Mobile Apps Offer Help To Those Recovering From Addiction
If it exists, there’s going to be an app for it. In the U.S., currently an estimated 1.8 million persons are addicted to prescription painkillers. More than 4 million are habitually addicted to marijuana, 18 million are alcoholic abusers, and 40 million are tobacco smokers.
But it’s not just substances – there are a myriad of behavioral possibilities as well – such as sex addiction, gambling, the Internet and yes – even smartphone addiction.
It’s unlikely that smartphone apps can really solve someone’s substance abuse problems if they are very severe, but they may certainly be a helpful tool post-treatment, for those still recovering from addiction.
A-CHESS, for example, is an app developed by researchers at the University of Wisconsin, which functions as continuing relapse prevention support for those recovering from alcoholism after they complete treatment. For example, it includes a GPS warning system that sounds an alarm when the user is near at-risk locations, such as a bar – and if they go near, they will be asked if they need an immediate Facetime conversation with a counselor.
Other provisions include a panic button, relaxation strategies, and motivational reminders. It’s also evidence-based – a study found that A-CHESS users reported fewer risky drinking days, and had a higher likelihood of consistent abstinence from alcohol. A-CHESS is available for Android.
recoveryBox is an iOS app that promotes accountability in recovery – but for a wide range of addictions. Users are able to customize the app to their specific addiction, and track their daily accountability. Green, red, and yellow lights serve as indicators that activities or actions either support recovery or are relapse risks.
In addition, the app allows the user to enter treatment goals, monitor relapse triggers, and track 12-step progress.
Sober Grid is another recovery-assisting app, that according to the description “puts a free peer support network right in your pocket to aid you in your recovery.” It allows users to build a network of supportive peers, also in recovery, and helps them to connect with other sober peers in the area.

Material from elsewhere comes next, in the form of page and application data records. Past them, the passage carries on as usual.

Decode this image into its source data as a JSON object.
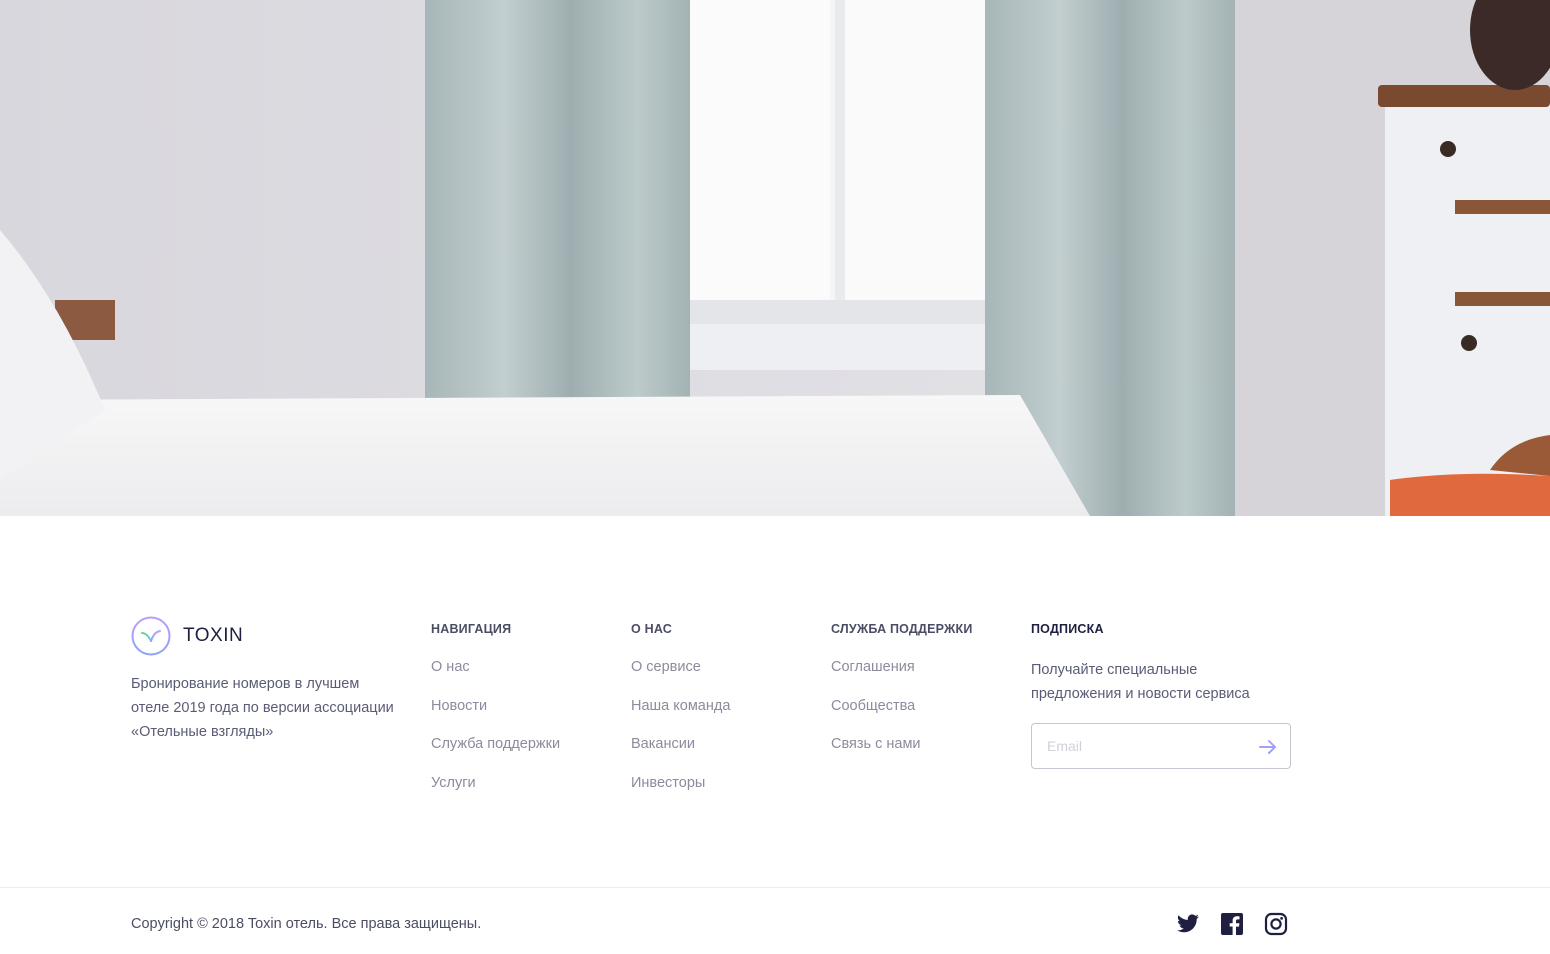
{
  "hero": {
    "image_alt": ""
  },
  "brand": {
    "name": "TOXIN",
    "description": "Бронирование номеров в лучшем отеле 2019 года по версии ассоциации «Отельные взгляды»"
  },
  "columns": [
    {
      "title": "навигация",
      "links": [
        "О нас",
        "Новости",
        "Служба поддержки",
        "Услуги"
      ]
    },
    {
      "title": "о нас",
      "links": [
        "О сервисе",
        "Наша команда",
        "Вакансии",
        "Инвесторы"
      ]
    },
    {
      "title": "служба поддержки",
      "links": [
        "Соглашения",
        "Сообщества",
        "Связь с нами"
      ]
    }
  ],
  "subscribe": {
    "title": "подписка",
    "text": "Получайте специальные предложения и новости сервиса",
    "email_placeholder": "Email",
    "submit_icon": "arrow-right-icon"
  },
  "bottom": {
    "copyright": "Copyright © 2018 Toxin отель. Все права защищены.",
    "social_icons": [
      "twitter-icon",
      "facebook-icon",
      "instagram-icon"
    ]
  },
  "colors": {
    "accent": "#bc9cff",
    "accent2": "#8ba4f9",
    "accent_green": "#6fcf97",
    "dark": "#1f2041"
  }
}
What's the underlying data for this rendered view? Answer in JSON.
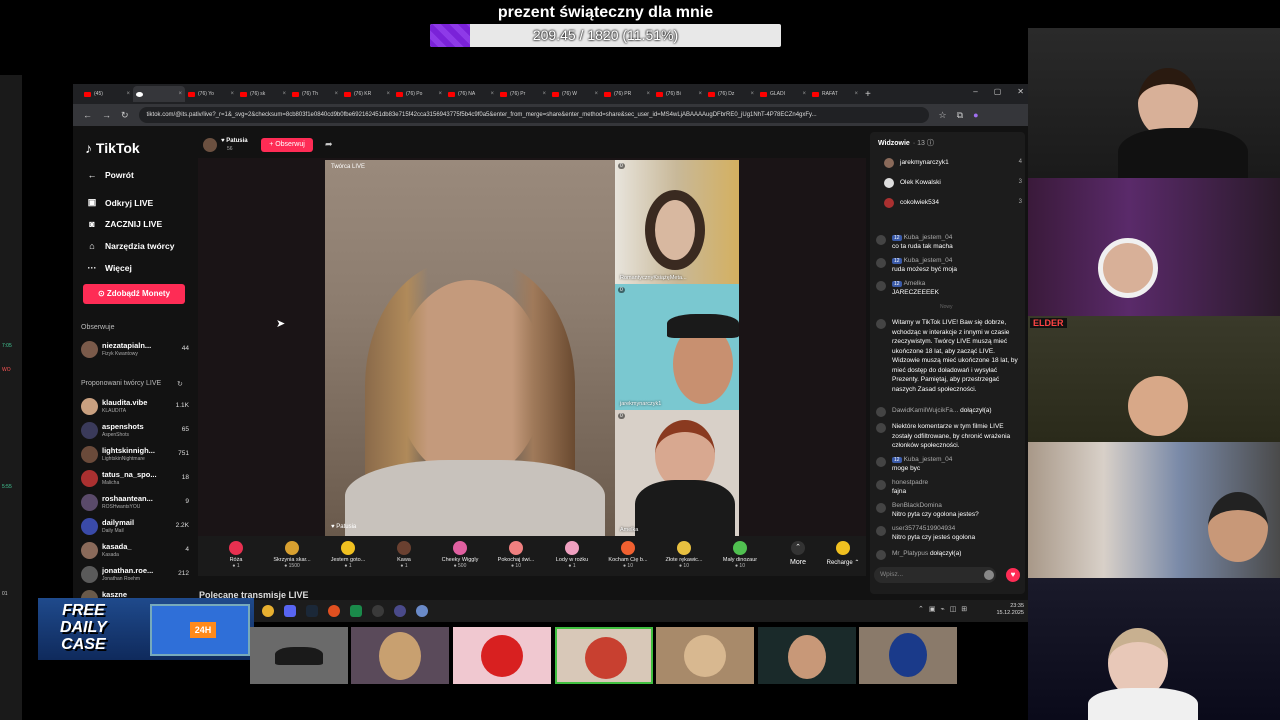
{
  "goal": {
    "title": "prezent świąteczny dla mnie",
    "progress_text": "209.45 / 1820 (11.51%)",
    "progress_fraction": 0.1151
  },
  "browser": {
    "tabs": [
      {
        "label": "(45)",
        "active": false
      },
      {
        "label": "",
        "active": true
      },
      {
        "label": "(76) Yo",
        "active": false
      },
      {
        "label": "(76) sk",
        "active": false
      },
      {
        "label": "(76) Th",
        "active": false
      },
      {
        "label": "(76) KR",
        "active": false
      },
      {
        "label": "(76) Po",
        "active": false
      },
      {
        "label": "(76) NA",
        "active": false
      },
      {
        "label": "(76) Pr",
        "active": false
      },
      {
        "label": "(76) W",
        "active": false
      },
      {
        "label": "(76) PR",
        "active": false
      },
      {
        "label": "(76) Bi",
        "active": false
      },
      {
        "label": "(76) Dz",
        "active": false
      },
      {
        "label": "GLADI",
        "active": false
      },
      {
        "label": "RAFAT",
        "active": false
      }
    ],
    "url": "tiktok.com/@its.pativ/live?_r=1&_svg=2&checksum=8cb803f1e0840cd9b0fbe692162451db83e715f42cca3156943775f5b4c9f0a5&enter_from_merge=share&enter_method=share&sec_user_id=MS4wLjABAAAAugDFbrRE0_jUg1NhT-4P78ECZn4gxFy..."
  },
  "sidebar": {
    "logo": "TikTok",
    "nav": [
      {
        "label": "Powrót",
        "icon": "arrow-left-icon"
      },
      {
        "label": "Odkryj LIVE",
        "icon": "live-icon"
      },
      {
        "label": "ZACZNIJ LIVE",
        "icon": "camera-icon"
      },
      {
        "label": "Narzędzia twórcy",
        "icon": "home-icon"
      },
      {
        "label": "Więcej",
        "icon": "more-icon"
      }
    ],
    "coins_button": "Zdobądź Monety",
    "following_header": "Obserwuje",
    "following": [
      {
        "name": "niezatapialn...",
        "sub": "Fizyk Kwantowy",
        "count": "44",
        "color": "#7a5a4a"
      }
    ],
    "suggested_header": "Proponowani twórcy LIVE",
    "suggested": [
      {
        "name": "klaudita.vibe",
        "sub": "KLAUDITA",
        "count": "1.1K",
        "color": "#c9a080"
      },
      {
        "name": "aspenshots",
        "sub": "AspenShots",
        "count": "65",
        "color": "#3a3a5a"
      },
      {
        "name": "lightskinnigh...",
        "sub": "LightskinNightmare",
        "count": "751",
        "color": "#6a4a3a"
      },
      {
        "name": "tatus_na_spo...",
        "sub": "Malicha",
        "count": "18",
        "color": "#aa3030"
      },
      {
        "name": "roshaantean...",
        "sub": "ROSHwantsYOU",
        "count": "9",
        "color": "#5a4a6a"
      },
      {
        "name": "dailymail",
        "sub": "Daily Mail",
        "count": "2.2K",
        "color": "#3a4aa8"
      },
      {
        "name": "kasada_",
        "sub": "Kasada",
        "count": "4",
        "color": "#8a6a5a"
      },
      {
        "name": "jonathan.roe...",
        "sub": "Jonathan Roehm",
        "count": "212",
        "color": "#5a5a5a"
      },
      {
        "name": "kaszne",
        "sub": "",
        "count": "",
        "color": "#6a5a4a"
      }
    ]
  },
  "stream": {
    "host_name": "Patusia",
    "host_sub": "56",
    "follow_button": "+ Obserwuj",
    "main_label": "Twórca LIVE",
    "main_name": "Patusia",
    "guests": [
      {
        "label": "RomantycznyKsiążęMeta...",
        "badge": "0"
      },
      {
        "label": "jarekmynarczyk1",
        "badge": "0"
      },
      {
        "label": "Amelka",
        "badge": "0"
      }
    ],
    "gifts": [
      {
        "name": "Róża",
        "price": "1",
        "color": "#e83050"
      },
      {
        "name": "Skrzynia skar...",
        "price": "1500",
        "color": "#d8a030"
      },
      {
        "name": "Jestem goto...",
        "price": "1",
        "color": "#f0c020"
      },
      {
        "name": "Kawa",
        "price": "1",
        "color": "#6a4030"
      },
      {
        "name": "Cheeky Wiggly",
        "price": "500",
        "color": "#e060a0"
      },
      {
        "name": "Pokochaj świ...",
        "price": "10",
        "color": "#f08080"
      },
      {
        "name": "Lody w rożku",
        "price": "1",
        "color": "#f0a0c0"
      },
      {
        "name": "Kocham Cię b...",
        "price": "10",
        "color": "#f06030"
      },
      {
        "name": "Złote rękawic...",
        "price": "10",
        "color": "#e8c040"
      },
      {
        "name": "Mały dinozaur",
        "price": "10",
        "color": "#50c050"
      }
    ],
    "more_label": "More",
    "recharge_label": "Recharge",
    "recommended_header": "Polecane transmisje LIVE"
  },
  "chat": {
    "viewers_label": "Widzowie",
    "viewers_count": "· 13",
    "viewers": [
      {
        "name": "jarekmynarczyk1",
        "count": "4",
        "color": "#8a6a5a"
      },
      {
        "name": "Olek Kowalski",
        "count": "3",
        "color": "#dddddd"
      },
      {
        "name": "cokolwiek534",
        "count": "3",
        "color": "#aa3030"
      }
    ],
    "messages": [
      {
        "user": "Kuba_jestem_04",
        "level": "12",
        "text": "co ta ruda tak macha"
      },
      {
        "user": "Kuba_jestem_04",
        "level": "12",
        "text": "ruda możesz być moja"
      },
      {
        "user": "Amelka",
        "level": "12",
        "text": "JARECZEEEEK"
      }
    ],
    "separator": "Nowy",
    "system_welcome": "Witamy w TikTok LIVE! Baw się dobrze, wchodząc w interakcje z innymi w czasie rzeczywistym. Twórcy LIVE muszą mieć ukończone 18 lat, aby zacząć LIVE. Widzowie muszą mieć ukończone 18 lat, by mieć dostęp do doładowań i wysyłać Prezenty. Pamiętaj, aby przestrzegać naszych Zasad społeczności.",
    "joined1_user": "DawidKamilWujcikFa...",
    "joined1_text": "dołączył(a)",
    "system_filter": "Niektóre komentarze w tym filmie LIVE zostały odfiltrowane, by chronić wrażenia członków społeczności.",
    "messages2": [
      {
        "user": "Kuba_jestem_04",
        "level": "12",
        "text": "moge byc"
      },
      {
        "user": "honestpadre",
        "level": "",
        "text": "fajna"
      },
      {
        "user": "BenBlackDomina",
        "level": "",
        "text": "Nitro pyta czy ogolona jestes?"
      },
      {
        "user": "user35774519904934",
        "level": "",
        "text": "Nitro pyta czy jesteś ogolona"
      }
    ],
    "joined2_user": "Mr_Platypus",
    "joined2_text": "dołączył(a)",
    "input_placeholder": "Wpisz..."
  },
  "taskbar": {
    "time": "23:35",
    "date": "15.12.2025"
  },
  "promo": {
    "text_line1": "FREE",
    "text_line2": "DAILY",
    "text_line3": "CASE",
    "badge": "24H"
  },
  "overlay_logo": "ELDER"
}
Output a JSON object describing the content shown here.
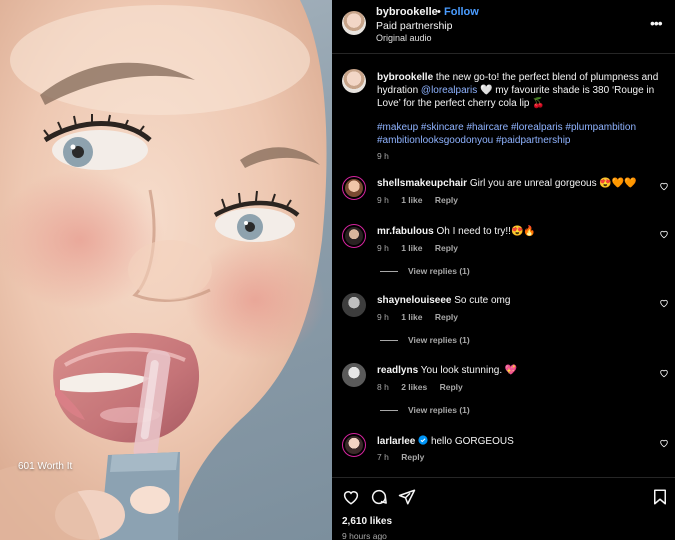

The app also allows the user to remain anonymous, and the network is global – thus, it could be a great help when traveling.
Sober Grid is available for iOS and Android.
~ G. Nathalee Serrels, M.A., Psychology